Distributed by: Lion Gate
Reviewed by Ismael Manzano
Infection (aka Kansen) is another Japanese horror movie import in the vein of The Grudge and The Ring and is available to watch on DVD. Infection takes place in Central Hospital, a clinic in deep financial trouble, filled with overworked nurses, failed surgeons and jaded doctors. The hospital is on the brink of shutting down, resources and supplies are nearly depleted and the doctors are unable to treat the patients properly or transfer them to other hospitals.
One night, the underpaid, exhausted staff accidentally causes the death of a burn victim patient. Out of fear of having the hospital shut down for good, the staff enters into a conspiracy to cover up the true cause of the unknown patient’s death. But first they must conceal his death for four hours while they overheat the body and speed up its decay.
In the midst of this tragedy, paramedics bring a highly infectious patient into the ER, a patient with a rapidly spreading rash.

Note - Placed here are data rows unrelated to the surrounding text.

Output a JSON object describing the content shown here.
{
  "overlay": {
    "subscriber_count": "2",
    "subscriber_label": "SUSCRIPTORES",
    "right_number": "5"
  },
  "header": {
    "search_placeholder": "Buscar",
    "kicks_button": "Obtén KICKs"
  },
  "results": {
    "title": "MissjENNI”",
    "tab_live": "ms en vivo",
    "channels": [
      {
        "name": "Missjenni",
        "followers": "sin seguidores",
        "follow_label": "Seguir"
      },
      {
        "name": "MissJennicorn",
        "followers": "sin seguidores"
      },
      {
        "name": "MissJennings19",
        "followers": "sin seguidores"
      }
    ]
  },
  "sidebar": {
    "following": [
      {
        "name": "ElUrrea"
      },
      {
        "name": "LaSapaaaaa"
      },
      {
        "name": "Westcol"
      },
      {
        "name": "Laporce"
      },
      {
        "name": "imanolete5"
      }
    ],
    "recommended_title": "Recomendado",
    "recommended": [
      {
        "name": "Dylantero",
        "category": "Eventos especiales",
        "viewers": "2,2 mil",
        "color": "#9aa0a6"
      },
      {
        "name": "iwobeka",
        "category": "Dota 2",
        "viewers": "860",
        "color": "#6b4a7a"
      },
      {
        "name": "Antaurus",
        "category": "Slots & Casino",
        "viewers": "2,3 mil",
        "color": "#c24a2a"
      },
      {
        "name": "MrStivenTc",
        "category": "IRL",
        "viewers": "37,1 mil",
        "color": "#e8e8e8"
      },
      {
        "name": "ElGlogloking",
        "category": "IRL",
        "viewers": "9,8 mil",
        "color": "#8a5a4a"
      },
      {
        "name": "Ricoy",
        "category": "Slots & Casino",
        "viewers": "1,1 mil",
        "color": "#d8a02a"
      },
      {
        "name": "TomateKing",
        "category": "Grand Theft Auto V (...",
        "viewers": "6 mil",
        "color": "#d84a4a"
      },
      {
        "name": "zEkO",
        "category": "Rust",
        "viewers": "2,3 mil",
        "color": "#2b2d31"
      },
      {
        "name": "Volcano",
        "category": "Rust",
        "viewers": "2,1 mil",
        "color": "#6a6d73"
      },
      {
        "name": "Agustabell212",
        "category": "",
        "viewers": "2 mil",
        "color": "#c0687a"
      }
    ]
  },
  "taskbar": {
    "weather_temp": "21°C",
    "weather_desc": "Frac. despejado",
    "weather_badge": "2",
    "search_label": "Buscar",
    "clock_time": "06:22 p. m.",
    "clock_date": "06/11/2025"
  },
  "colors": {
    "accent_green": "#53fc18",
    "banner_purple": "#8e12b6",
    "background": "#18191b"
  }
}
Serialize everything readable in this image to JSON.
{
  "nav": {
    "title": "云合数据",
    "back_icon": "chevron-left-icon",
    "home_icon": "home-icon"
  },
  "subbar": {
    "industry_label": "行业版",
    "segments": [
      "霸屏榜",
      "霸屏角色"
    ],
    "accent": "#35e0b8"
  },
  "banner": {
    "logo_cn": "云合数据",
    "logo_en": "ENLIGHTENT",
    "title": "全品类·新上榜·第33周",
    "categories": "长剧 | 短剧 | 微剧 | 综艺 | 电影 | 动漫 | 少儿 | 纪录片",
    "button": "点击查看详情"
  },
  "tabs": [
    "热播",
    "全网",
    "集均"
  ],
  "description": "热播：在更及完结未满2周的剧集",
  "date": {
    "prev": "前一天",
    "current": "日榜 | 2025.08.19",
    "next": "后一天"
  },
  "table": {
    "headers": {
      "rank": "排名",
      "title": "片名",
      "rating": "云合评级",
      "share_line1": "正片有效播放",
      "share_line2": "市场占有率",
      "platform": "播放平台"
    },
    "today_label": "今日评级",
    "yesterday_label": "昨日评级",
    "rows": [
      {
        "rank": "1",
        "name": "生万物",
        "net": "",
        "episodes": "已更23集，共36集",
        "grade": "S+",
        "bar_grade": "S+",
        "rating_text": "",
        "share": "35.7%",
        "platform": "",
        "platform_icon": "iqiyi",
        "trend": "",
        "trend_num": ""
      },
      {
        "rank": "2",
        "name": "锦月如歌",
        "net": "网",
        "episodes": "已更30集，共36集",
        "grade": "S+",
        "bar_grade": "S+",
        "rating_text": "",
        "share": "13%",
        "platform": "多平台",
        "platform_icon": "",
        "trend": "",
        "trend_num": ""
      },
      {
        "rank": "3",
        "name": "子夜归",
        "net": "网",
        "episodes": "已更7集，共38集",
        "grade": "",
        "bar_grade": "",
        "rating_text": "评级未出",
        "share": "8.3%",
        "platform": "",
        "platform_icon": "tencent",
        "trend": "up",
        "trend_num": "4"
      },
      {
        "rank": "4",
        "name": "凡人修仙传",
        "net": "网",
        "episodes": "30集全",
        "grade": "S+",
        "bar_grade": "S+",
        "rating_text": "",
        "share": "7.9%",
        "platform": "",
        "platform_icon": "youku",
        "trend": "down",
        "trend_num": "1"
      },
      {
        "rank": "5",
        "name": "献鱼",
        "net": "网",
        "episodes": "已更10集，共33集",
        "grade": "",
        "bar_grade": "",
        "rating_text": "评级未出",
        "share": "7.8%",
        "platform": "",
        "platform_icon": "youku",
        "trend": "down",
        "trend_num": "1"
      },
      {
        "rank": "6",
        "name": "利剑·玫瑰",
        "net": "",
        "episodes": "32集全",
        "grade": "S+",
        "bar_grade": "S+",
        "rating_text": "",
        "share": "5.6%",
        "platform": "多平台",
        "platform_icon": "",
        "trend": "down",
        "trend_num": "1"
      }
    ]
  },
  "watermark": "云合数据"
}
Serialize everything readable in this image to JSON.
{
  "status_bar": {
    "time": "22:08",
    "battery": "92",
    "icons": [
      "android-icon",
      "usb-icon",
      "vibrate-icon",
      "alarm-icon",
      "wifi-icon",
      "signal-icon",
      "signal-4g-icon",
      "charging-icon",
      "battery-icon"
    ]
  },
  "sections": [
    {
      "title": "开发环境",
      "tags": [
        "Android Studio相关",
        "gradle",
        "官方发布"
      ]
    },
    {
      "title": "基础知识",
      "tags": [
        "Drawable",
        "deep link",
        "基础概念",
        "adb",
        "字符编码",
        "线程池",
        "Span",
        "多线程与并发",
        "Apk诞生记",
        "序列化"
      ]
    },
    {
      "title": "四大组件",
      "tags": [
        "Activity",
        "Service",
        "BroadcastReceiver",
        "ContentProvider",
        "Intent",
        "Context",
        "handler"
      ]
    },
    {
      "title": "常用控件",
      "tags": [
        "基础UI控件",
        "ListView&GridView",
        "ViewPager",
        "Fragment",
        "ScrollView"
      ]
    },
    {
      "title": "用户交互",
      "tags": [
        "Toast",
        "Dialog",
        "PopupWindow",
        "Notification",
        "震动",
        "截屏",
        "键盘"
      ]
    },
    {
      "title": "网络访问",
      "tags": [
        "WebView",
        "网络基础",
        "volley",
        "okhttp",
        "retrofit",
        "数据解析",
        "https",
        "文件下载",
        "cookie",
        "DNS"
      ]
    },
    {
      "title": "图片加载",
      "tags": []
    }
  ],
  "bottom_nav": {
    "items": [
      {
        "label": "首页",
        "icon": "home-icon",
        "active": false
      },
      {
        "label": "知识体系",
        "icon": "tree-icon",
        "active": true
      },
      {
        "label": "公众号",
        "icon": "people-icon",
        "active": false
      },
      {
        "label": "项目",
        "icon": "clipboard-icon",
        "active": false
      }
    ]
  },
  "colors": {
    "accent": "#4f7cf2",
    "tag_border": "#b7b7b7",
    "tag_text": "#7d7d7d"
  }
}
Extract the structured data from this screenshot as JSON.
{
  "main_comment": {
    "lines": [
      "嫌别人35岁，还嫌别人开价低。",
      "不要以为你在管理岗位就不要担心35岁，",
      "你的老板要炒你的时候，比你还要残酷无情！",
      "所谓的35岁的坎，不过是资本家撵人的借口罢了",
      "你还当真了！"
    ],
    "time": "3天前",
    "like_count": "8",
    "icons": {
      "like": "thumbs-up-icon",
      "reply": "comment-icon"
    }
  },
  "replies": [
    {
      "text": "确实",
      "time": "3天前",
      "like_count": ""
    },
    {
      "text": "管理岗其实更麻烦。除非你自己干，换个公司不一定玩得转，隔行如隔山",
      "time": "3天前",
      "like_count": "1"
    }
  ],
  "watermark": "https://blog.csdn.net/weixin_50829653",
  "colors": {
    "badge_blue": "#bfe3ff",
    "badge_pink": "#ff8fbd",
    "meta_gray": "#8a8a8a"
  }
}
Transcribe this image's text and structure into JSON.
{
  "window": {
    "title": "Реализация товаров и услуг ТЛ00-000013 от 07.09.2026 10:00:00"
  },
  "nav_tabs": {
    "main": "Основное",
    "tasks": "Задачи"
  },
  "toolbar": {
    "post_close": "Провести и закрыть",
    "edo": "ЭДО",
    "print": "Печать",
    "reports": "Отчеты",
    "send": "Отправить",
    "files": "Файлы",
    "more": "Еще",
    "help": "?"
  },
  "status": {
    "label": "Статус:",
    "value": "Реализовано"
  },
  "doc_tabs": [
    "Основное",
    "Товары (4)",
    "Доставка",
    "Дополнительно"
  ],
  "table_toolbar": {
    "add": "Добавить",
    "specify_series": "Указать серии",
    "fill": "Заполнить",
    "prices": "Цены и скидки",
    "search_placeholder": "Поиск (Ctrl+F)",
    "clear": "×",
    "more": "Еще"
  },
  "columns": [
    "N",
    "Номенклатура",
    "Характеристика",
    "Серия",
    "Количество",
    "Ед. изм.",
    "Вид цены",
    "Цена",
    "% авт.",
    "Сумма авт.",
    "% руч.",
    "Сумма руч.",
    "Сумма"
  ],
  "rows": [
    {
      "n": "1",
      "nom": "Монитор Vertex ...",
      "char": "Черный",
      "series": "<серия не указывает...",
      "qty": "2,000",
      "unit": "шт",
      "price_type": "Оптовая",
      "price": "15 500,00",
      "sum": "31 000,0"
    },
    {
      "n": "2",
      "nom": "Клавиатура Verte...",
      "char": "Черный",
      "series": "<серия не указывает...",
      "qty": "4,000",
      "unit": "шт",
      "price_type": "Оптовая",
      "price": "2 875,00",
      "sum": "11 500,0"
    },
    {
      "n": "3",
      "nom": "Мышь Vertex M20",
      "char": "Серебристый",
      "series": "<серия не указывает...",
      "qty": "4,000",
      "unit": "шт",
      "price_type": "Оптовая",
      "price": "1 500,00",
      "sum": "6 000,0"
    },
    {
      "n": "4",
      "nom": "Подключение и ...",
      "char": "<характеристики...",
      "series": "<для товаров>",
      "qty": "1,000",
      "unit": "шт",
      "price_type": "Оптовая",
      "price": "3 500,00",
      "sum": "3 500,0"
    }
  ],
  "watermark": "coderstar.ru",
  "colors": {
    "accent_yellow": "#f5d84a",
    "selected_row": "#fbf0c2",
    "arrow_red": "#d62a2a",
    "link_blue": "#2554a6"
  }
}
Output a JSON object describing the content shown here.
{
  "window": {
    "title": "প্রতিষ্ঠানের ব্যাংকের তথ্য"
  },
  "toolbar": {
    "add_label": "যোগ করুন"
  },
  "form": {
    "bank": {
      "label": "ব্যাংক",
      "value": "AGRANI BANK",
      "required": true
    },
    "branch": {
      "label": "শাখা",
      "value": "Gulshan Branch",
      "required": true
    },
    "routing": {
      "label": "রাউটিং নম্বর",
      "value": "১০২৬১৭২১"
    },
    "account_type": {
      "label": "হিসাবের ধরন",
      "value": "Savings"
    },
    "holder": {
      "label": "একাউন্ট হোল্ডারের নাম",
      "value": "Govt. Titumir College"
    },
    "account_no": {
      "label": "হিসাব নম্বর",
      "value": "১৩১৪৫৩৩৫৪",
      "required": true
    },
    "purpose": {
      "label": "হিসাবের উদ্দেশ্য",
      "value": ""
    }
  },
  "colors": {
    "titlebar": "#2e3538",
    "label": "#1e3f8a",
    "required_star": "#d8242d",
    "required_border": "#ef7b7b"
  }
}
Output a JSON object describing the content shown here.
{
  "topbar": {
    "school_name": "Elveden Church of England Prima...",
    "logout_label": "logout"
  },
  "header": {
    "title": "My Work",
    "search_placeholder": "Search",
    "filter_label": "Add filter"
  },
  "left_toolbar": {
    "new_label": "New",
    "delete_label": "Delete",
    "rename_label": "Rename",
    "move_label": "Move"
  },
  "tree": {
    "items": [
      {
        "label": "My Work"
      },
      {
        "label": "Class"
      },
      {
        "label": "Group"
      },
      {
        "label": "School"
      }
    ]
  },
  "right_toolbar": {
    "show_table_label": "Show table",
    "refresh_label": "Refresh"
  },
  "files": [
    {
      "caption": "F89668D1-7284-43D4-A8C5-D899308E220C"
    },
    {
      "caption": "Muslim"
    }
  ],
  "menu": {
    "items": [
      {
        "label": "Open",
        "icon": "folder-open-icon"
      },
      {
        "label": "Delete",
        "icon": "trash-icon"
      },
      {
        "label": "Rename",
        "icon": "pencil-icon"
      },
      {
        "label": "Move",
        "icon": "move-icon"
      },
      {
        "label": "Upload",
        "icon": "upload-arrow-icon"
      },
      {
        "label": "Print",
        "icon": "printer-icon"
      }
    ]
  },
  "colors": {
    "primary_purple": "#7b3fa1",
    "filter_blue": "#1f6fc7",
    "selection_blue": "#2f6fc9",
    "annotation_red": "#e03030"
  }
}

Before the doctors can examine this new patient, the man’s disease has liquefied his internal organs and turned his blood green. Dr. Akai decides that rather than report the disease to the Health Department and risk having he hospital shut down, they should study the disease in the hope of finding a new pathogen and thus bringing fresh revenue into the hospital. And, being the only staff member who wasn’t involved in the death of the burn victim, he blackmails his subordinates with exposure in order to get them to agree.
Before long the body disappears, and the staff begins to show symptoms that they’ve been infected. Madness precedes the inevitable gory deaths as the doctors try desperately to find how the infection is spread and how to stop it. But with hallucinations running rampant how much of what they see can they truly believe?
Infection is a classic style horror movie and very similar to the other Japanese films of its genre. Surprisingly, however, unlike some of the other imports as of late, there is no creepy child ghost or hydrophobia propaganda in Infection. It’s more basic than that, stemming from the old moral of retribution.
All in all, Infection is a good rental that I’m glad I did not pay too much for. It was entertaining and delivered some genuine thrills, but it was more disturbing than actually scary, with a surprise ending that was just barely plausible, but not entirely predictable. I’d recommend this film for a good horror movie theme night, for those who like a little cliché cheesiness to their films—and after all, aren’t all horror movies just a little cheesy anyway? If they weren’t, we probably wouldn’t like them as much.